The next big job was to complete the Court of Protection annual review form. This is the first one I’ve had to do since being appointed Steven’s property and affairs deputy. It’s a scary form because the whole tone is having to prove my suitability as a deputy. And I’ve got to write reams about how Steven’s damages have gone down in order to set him up in his new home. It’s quite tricky trying to condense all the twists and turns of Hillingdon’s machinations over the housing situation, into one half page box.

And that was my day off. Council tax, direct payments, the tax office and the office of the public guardian. All because I’m the father and carer of a disabled man. Good job I didn’t have any plans.

Chemical Dosh


I wrote to Steven’s psychiatrist ahead of yesterday’s six monthly check up, suggesting that now might be a good time to consider reducing Steven’s medication. I was extremely polite and focused on two factors: Steven’s calmness and maturity and his growing weight. I emphasised the first as I know the professionals get a bit twitchy when you suggest that medication may be linked to weight increase – they don’t like it. Steven has been on one type of tablet for seven years and the other for five years and in that time his weight has doubled! Food intake decreased and exercise increased but still his weight has doubled.

The psychiatrist agreed. We’re going to have a three month period of halving the medication and if that goes well, then we’ll look at cutting it out altogether. It would be fantastic to start the new regime tomorrow but I have to bear in mind that this is a tricky time of year for Steven. As well as the usual Christmas anxiety (“Dad – don’t forget a Shirley Bassey DVD for Christmas Day”), there is also the anniversary of Steven going away at the end of the month. This is also a tricky one for the professionals because they don’t like acknowledging that there has been any ongoing trauma caused by the year long unlawful detention. So, we get pushed in the direction of “typical autism anxiety about change” and gloss over the fact that everytime Steven goes out of the door, he seeks reassurance that he is coming back in again. This gets heightened every December and January. Therefore, I’ve decided to leave the medication adjustment to mid January. I’m confident it will be fine. I’m not entirely convinced that the medication has any impact on his mood/anxiety at all. It did to begin with but over time, Steven has become much better at managing his own anxiety.

Yesterday, I heard a story that chilled me. A colleague has an 19 year old son with autism and epilepsy. The family have been trying to get a care package arranged for him for the past 18 months but have got nowhere. A professionals’ meeting was held on Wednesday and the family were informed that because of a couple of incidents at college, they want to section the lad in a mental health assessment and treatment unit. My colleague is, of course, familiar with our story but also the horrendous death of LB at one of these places. She is terrified. Even more so because none of the professionals can give any indication of what might be achieved from this plan.
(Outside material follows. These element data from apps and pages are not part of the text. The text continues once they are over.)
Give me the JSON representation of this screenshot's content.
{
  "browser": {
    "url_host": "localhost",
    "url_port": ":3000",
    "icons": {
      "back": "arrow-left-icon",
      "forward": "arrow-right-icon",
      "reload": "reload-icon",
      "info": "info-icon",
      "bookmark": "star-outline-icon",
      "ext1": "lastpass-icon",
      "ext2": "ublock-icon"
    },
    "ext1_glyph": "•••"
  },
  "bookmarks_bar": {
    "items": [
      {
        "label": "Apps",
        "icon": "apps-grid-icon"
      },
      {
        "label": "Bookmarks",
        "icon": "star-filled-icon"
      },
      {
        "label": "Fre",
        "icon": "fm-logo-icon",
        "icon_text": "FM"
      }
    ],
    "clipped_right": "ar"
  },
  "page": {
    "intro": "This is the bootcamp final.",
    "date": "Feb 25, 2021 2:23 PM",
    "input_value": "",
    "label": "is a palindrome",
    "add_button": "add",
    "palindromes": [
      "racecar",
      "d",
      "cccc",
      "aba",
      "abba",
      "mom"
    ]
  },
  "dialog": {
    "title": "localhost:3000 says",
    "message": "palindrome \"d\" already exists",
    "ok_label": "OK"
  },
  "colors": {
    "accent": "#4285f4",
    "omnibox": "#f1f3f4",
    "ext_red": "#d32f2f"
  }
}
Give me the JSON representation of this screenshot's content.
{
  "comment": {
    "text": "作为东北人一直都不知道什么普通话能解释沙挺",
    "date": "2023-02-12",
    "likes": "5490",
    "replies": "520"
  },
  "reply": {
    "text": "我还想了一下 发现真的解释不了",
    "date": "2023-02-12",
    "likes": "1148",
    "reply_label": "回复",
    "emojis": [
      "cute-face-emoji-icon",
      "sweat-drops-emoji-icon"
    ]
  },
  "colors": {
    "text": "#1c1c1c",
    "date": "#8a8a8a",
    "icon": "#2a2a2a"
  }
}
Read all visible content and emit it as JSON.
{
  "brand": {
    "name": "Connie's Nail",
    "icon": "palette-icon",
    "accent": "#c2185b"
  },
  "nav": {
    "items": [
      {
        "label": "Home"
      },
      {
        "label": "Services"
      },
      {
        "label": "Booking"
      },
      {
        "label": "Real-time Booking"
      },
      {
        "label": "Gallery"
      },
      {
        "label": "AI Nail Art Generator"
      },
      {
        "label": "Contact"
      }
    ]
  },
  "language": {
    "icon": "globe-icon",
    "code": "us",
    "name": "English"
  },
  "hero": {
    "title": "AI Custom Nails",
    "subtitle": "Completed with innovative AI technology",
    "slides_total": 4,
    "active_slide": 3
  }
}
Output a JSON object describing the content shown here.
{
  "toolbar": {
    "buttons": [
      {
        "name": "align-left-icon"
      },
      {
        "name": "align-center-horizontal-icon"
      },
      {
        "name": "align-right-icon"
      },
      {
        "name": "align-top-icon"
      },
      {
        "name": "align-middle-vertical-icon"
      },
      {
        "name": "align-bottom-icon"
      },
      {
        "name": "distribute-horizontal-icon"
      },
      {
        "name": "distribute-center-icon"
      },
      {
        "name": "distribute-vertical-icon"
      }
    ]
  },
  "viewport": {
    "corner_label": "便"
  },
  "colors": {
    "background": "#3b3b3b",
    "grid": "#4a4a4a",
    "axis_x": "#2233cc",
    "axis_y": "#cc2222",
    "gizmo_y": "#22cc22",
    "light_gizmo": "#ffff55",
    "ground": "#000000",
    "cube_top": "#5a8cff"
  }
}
And there’s the nub. Medication. Assessment & treatment units. They’re about containment. They are warehouses. But they’re dressed up as something else. A glossy pamphlet with absolutely nothing contained within. Nobody it seems in the decision making process has the energy or inclination to consider an alternative way of dealing with the situation other than medicating and containment. I’ve written many times before on this blog – something happens to our young dudes in late teens. An overwhelming tsunami of anxiety. But how about we look at it as a developmental crisis – not a medical model. In Steven’s case, it passed. He came through it, even though it meant he spent a year away from his home and has doubled his weight.

There has to be a better way of supporting our guys through this difficult phase.